Exercise directions: Please return each entry exactly as it appears, but not the pictures.
========
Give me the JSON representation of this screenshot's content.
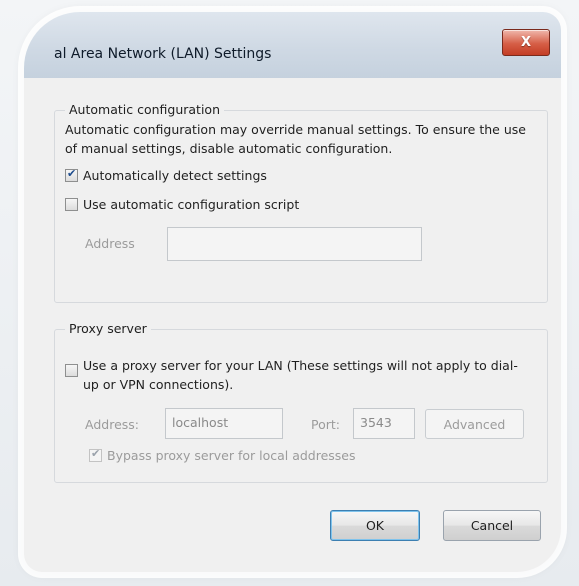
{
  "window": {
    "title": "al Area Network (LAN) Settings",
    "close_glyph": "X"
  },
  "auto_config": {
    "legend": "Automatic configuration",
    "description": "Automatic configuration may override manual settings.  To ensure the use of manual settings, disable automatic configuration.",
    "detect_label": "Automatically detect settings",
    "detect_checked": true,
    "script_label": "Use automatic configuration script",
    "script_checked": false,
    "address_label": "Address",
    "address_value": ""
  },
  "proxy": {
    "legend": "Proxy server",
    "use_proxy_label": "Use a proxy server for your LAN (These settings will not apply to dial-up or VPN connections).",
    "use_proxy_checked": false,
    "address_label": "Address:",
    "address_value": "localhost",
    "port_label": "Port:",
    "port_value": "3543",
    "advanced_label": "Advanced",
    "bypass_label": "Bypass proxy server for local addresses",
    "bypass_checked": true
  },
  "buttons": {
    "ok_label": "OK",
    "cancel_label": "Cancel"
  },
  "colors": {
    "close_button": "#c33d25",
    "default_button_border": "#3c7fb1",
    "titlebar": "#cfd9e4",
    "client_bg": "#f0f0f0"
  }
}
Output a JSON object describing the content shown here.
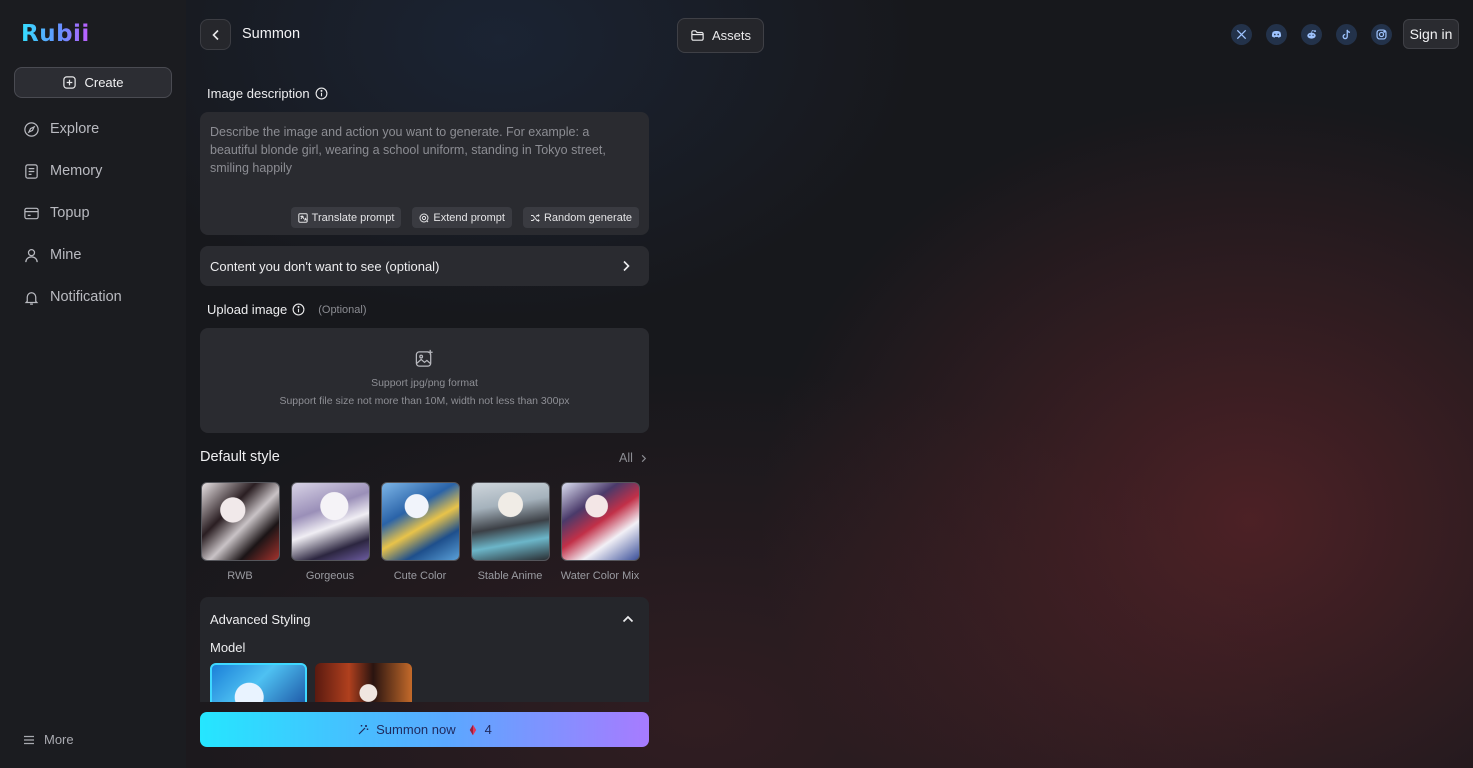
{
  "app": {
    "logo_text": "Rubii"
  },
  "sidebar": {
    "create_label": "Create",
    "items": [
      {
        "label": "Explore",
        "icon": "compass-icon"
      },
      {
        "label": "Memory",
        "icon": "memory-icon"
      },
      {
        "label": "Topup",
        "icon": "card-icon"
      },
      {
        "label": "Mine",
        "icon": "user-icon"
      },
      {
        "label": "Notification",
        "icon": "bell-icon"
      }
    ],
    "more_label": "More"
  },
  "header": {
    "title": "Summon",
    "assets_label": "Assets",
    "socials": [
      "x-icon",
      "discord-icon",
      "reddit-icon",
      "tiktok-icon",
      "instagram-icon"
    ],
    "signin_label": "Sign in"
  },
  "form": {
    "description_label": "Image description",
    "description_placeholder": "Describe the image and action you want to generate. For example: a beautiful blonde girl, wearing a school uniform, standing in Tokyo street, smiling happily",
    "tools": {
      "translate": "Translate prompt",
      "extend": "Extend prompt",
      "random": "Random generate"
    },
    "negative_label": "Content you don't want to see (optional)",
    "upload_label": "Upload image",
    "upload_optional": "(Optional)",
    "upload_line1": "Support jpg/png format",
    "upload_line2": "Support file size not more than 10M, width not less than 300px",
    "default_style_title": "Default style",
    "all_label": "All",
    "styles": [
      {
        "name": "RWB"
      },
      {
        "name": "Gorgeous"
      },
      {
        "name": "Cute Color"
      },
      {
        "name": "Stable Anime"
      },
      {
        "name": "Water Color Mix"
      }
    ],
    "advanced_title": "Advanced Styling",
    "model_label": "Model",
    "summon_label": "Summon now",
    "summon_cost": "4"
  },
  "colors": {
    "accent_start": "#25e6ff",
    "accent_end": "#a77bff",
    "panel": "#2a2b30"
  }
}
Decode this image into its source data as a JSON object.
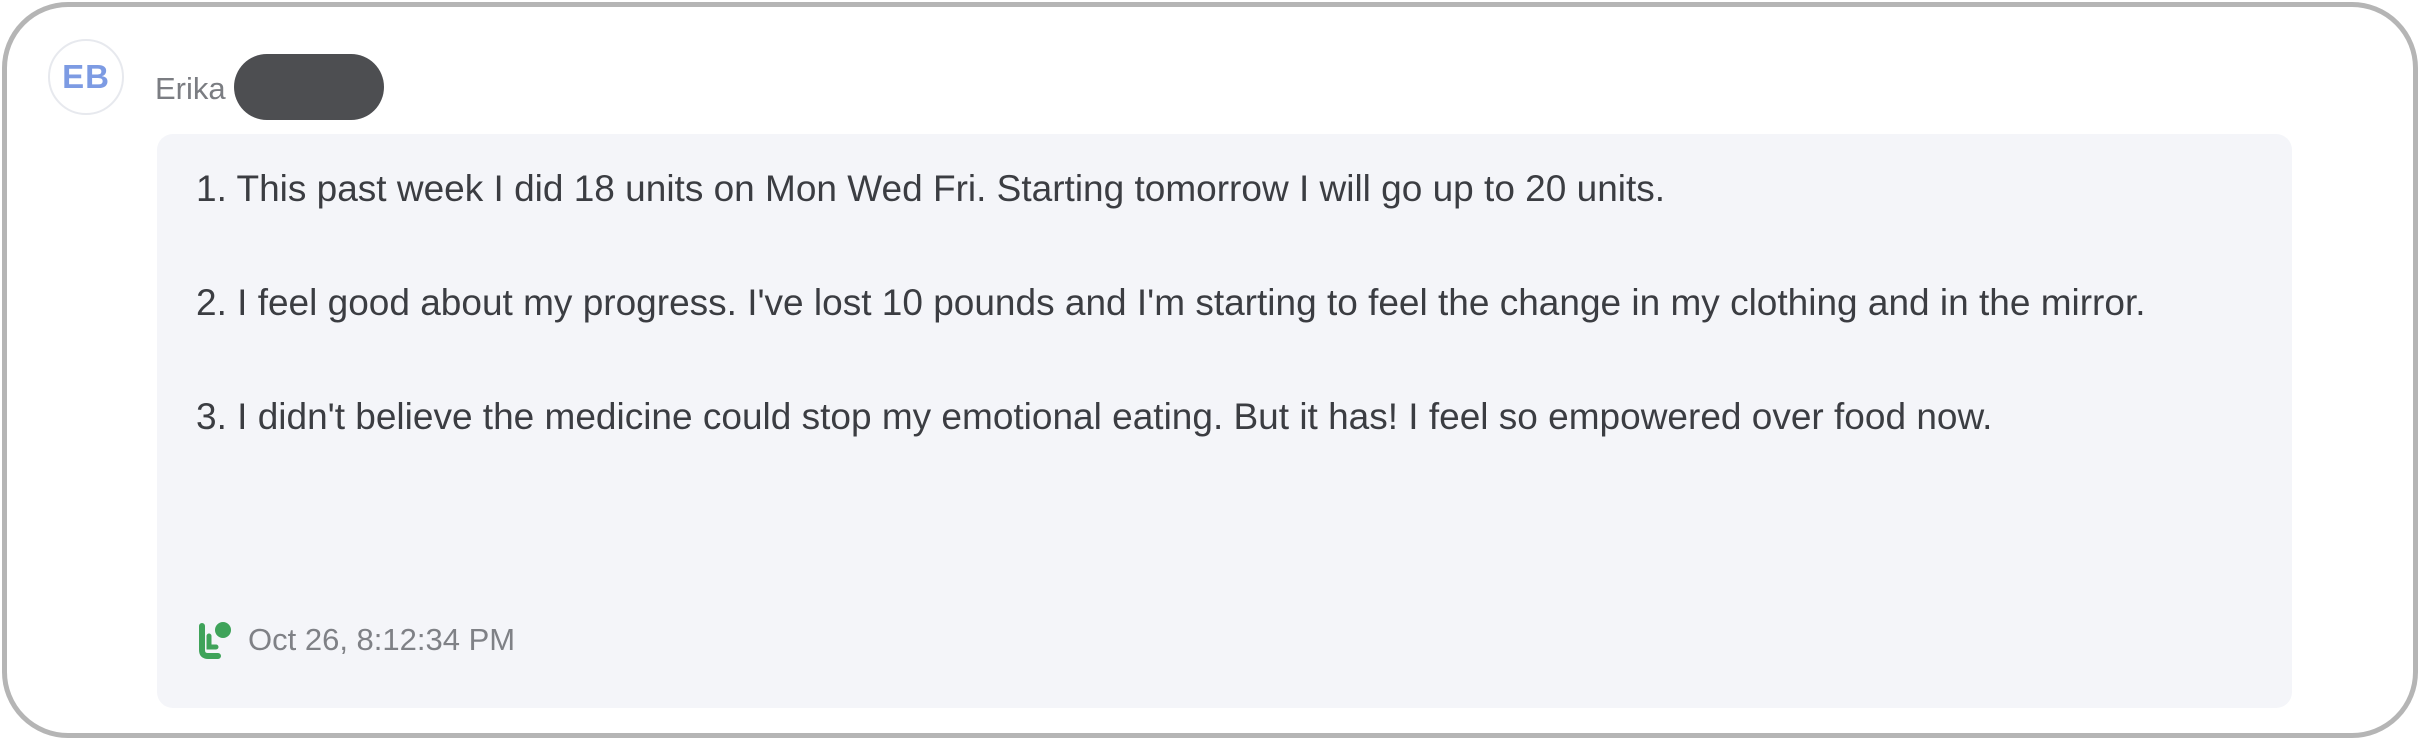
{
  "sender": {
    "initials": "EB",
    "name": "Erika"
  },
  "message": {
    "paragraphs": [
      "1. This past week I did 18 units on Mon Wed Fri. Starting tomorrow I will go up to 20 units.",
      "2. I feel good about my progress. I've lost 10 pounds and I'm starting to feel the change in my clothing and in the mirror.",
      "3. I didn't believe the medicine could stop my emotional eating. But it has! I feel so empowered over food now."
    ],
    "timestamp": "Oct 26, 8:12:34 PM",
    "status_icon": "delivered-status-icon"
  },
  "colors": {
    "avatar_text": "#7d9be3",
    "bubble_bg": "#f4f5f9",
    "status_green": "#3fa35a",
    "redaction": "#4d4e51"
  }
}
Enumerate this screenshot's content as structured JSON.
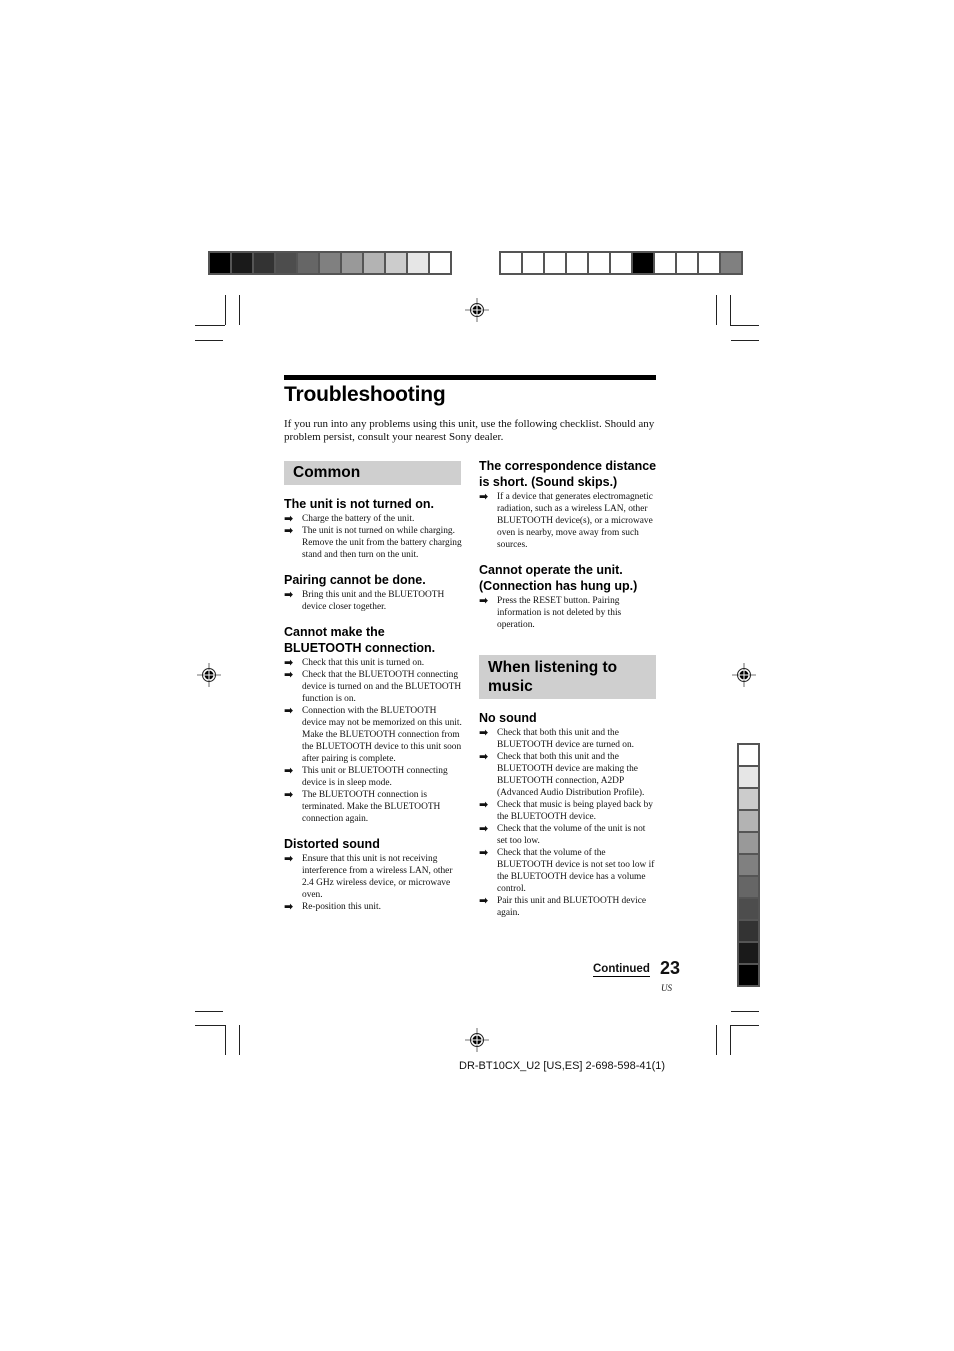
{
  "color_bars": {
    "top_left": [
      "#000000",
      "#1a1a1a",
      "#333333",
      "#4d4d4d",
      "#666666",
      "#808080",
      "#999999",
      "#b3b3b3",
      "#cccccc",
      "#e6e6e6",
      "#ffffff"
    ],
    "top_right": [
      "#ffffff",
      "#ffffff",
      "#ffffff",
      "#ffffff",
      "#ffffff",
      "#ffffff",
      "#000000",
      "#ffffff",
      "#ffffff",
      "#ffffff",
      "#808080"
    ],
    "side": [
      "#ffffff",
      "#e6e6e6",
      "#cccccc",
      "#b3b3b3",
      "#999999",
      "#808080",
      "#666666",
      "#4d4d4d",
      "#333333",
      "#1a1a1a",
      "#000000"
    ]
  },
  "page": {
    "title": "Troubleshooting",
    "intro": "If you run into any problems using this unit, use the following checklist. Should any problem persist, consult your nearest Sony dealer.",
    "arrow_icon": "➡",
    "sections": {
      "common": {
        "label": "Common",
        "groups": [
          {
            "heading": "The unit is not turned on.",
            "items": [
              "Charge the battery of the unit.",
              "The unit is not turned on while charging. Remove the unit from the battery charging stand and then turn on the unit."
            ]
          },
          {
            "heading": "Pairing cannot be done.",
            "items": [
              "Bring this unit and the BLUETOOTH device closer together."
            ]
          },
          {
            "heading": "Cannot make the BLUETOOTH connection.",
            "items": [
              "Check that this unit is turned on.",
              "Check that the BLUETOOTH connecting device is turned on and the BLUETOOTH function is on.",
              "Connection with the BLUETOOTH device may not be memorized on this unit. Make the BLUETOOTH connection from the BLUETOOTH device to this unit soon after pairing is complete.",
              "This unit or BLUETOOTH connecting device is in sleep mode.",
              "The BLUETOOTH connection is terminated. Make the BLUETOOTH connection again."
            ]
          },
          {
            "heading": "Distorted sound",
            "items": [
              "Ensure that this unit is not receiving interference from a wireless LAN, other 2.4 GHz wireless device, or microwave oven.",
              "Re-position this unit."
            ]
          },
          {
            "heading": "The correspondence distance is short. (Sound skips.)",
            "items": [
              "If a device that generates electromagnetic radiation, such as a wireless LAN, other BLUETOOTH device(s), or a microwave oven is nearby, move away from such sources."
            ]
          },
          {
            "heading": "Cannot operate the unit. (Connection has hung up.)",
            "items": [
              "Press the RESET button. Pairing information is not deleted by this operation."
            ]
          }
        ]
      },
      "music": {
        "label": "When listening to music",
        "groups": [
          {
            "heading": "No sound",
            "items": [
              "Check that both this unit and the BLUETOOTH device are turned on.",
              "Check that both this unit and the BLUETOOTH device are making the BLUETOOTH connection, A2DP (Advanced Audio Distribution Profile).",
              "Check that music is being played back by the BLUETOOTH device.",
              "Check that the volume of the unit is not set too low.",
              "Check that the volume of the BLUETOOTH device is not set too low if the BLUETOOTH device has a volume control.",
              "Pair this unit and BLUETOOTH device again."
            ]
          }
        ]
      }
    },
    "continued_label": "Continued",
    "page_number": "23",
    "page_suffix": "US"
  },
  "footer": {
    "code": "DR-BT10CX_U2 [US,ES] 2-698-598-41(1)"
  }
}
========
Solution to this exercise:
Give me the JSON representation of this screenshot's content.
{
  "window": {
    "title": "al Area Network (LAN) Settings",
    "close_glyph": "X"
  },
  "auto_config": {
    "legend": "Automatic configuration",
    "description": "Automatic configuration may override manual settings.  To ensure the use of manual settings, disable automatic configuration.",
    "detect_label": "Automatically detect settings",
    "detect_checked": true,
    "script_label": "Use automatic configuration script",
    "script_checked": false,
    "address_label": "Address",
    "address_value": ""
  },
  "proxy": {
    "legend": "Proxy server",
    "use_proxy_label": "Use a proxy server for your LAN (These settings will not apply to dial-up or VPN connections).",
    "use_proxy_checked": false,
    "address_label": "Address:",
    "address_value": "localhost",
    "port_label": "Port:",
    "port_value": "3543",
    "advanced_label": "Advanced",
    "bypass_label": "Bypass proxy server for local addresses",
    "bypass_checked": true
  },
  "buttons": {
    "ok_label": "OK",
    "cancel_label": "Cancel"
  },
  "colors": {
    "close_button": "#c33d25",
    "default_button_border": "#3c7fb1",
    "titlebar": "#cfd9e4",
    "client_bg": "#f0f0f0"
  }
}
Output a JSON object describing the content shown here.
{
  "app": {
    "logo_text": "Rubii"
  },
  "sidebar": {
    "create_label": "Create",
    "items": [
      {
        "label": "Explore",
        "icon": "compass-icon"
      },
      {
        "label": "Memory",
        "icon": "memory-icon"
      },
      {
        "label": "Topup",
        "icon": "card-icon"
      },
      {
        "label": "Mine",
        "icon": "user-icon"
      },
      {
        "label": "Notification",
        "icon": "bell-icon"
      }
    ],
    "more_label": "More"
  },
  "header": {
    "title": "Summon",
    "assets_label": "Assets",
    "socials": [
      "x-icon",
      "discord-icon",
      "reddit-icon",
      "tiktok-icon",
      "instagram-icon"
    ],
    "signin_label": "Sign in"
  },
  "form": {
    "description_label": "Image description",
    "description_placeholder": "Describe the image and action you want to generate. For example: a beautiful blonde girl, wearing a school uniform, standing in Tokyo street, smiling happily",
    "tools": {
      "translate": "Translate prompt",
      "extend": "Extend prompt",
      "random": "Random generate"
    },
    "negative_label": "Content you don't want to see (optional)",
    "upload_label": "Upload image",
    "upload_optional": "(Optional)",
    "upload_line1": "Support jpg/png format",
    "upload_line2": "Support file size not more than 10M, width not less than 300px",
    "default_style_title": "Default style",
    "all_label": "All",
    "styles": [
      {
        "name": "RWB"
      },
      {
        "name": "Gorgeous"
      },
      {
        "name": "Cute Color"
      },
      {
        "name": "Stable Anime"
      },
      {
        "name": "Water Color Mix"
      }
    ],
    "advanced_title": "Advanced Styling",
    "model_label": "Model",
    "summon_label": "Summon now",
    "summon_cost": "4"
  },
  "colors": {
    "accent_start": "#25e6ff",
    "accent_end": "#a77bff",
    "panel": "#2a2b30"
  }
}
Decode this image into its source data as a JSON object.
{
  "sender": {
    "initials": "EB",
    "name": "Erika"
  },
  "message": {
    "paragraphs": [
      "1. This past week I did 18 units on Mon Wed Fri. Starting tomorrow I will go up to 20 units.",
      "2. I feel good about my progress. I've lost 10 pounds and I'm starting to feel the change in my clothing and in the mirror.",
      "3. I didn't believe the medicine could stop my emotional eating. But it has! I feel so empowered over food now."
    ],
    "timestamp": "Oct 26, 8:12:34 PM",
    "status_icon": "delivered-status-icon"
  },
  "colors": {
    "avatar_text": "#7d9be3",
    "bubble_bg": "#f4f5f9",
    "status_green": "#3fa35a",
    "redaction": "#4d4e51"
  }
}
Enumerate this screenshot's content as structured JSON.
{
  "color_bars": {
    "top_left": [
      "#000000",
      "#1a1a1a",
      "#333333",
      "#4d4d4d",
      "#666666",
      "#808080",
      "#999999",
      "#b3b3b3",
      "#cccccc",
      "#e6e6e6",
      "#ffffff"
    ],
    "top_right": [
      "#ffffff",
      "#ffffff",
      "#ffffff",
      "#ffffff",
      "#ffffff",
      "#ffffff",
      "#000000",
      "#ffffff",
      "#ffffff",
      "#ffffff",
      "#808080"
    ],
    "side": [
      "#ffffff",
      "#e6e6e6",
      "#cccccc",
      "#b3b3b3",
      "#999999",
      "#808080",
      "#666666",
      "#4d4d4d",
      "#333333",
      "#1a1a1a",
      "#000000"
    ]
  },
  "page": {
    "title": "Troubleshooting",
    "intro": "If you run into any problems using this unit, use the following checklist. Should any problem persist, consult your nearest Sony dealer.",
    "arrow_icon": "➡",
    "sections": {
      "common": {
        "label": "Common",
        "groups": [
          {
            "heading": "The unit is not turned on.",
            "items": [
              "Charge the battery of the unit.",
              "The unit is not turned on while charging. Remove the unit from the battery charging stand and then turn on the unit."
            ]
          },
          {
            "heading": "Pairing cannot be done.",
            "items": [
              "Bring this unit and the BLUETOOTH device closer together."
            ]
          },
          {
            "heading": "Cannot make the BLUETOOTH connection.",
            "items": [
              "Check that this unit is turned on.",
              "Check that the BLUETOOTH connecting device is turned on and the BLUETOOTH function is on.",
              "Connection with the BLUETOOTH device may not be memorized on this unit. Make the BLUETOOTH connection from the BLUETOOTH device to this unit soon after pairing is complete.",
              "This unit or BLUETOOTH connecting device is in sleep mode.",
              "The BLUETOOTH connection is terminated. Make the BLUETOOTH connection again."
            ]
          },
          {
            "heading": "Distorted sound",
            "items": [
              "Ensure that this unit is not receiving interference from a wireless LAN, other 2.4 GHz wireless device, or microwave oven.",
              "Re-position this unit."
            ]
          },
          {
            "heading": "The correspondence distance is short. (Sound skips.)",
            "items": [
              "If a device that generates electromagnetic radiation, such as a wireless LAN, other BLUETOOTH device(s), or a microwave oven is nearby, move away from such sources."
            ]
          },
          {
            "heading": "Cannot operate the unit. (Connection has hung up.)",
            "items": [
              "Press the RESET button. Pairing information is not deleted by this operation."
            ]
          }
        ]
      },
      "music": {
        "label": "When listening to music",
        "groups": [
          {
            "heading": "No sound",
            "items": [
              "Check that both this unit and the BLUETOOTH device are turned on.",
              "Check that both this unit and the BLUETOOTH device are making the BLUETOOTH connection, A2DP (Advanced Audio Distribution Profile).",
              "Check that music is being played back by the BLUETOOTH device.",
              "Check that the volume of the unit is not set too low.",
              "Check that the volume of the BLUETOOTH device is not set too low if the BLUETOOTH device has a volume control.",
              "Pair this unit and BLUETOOTH device again."
            ]
          }
        ]
      }
    },
    "continued_label": "Continued",
    "page_number": "23",
    "page_suffix": "US"
  },
  "footer": {
    "code": "DR-BT10CX_U2 [US,ES] 2-698-598-41(1)"
  }
}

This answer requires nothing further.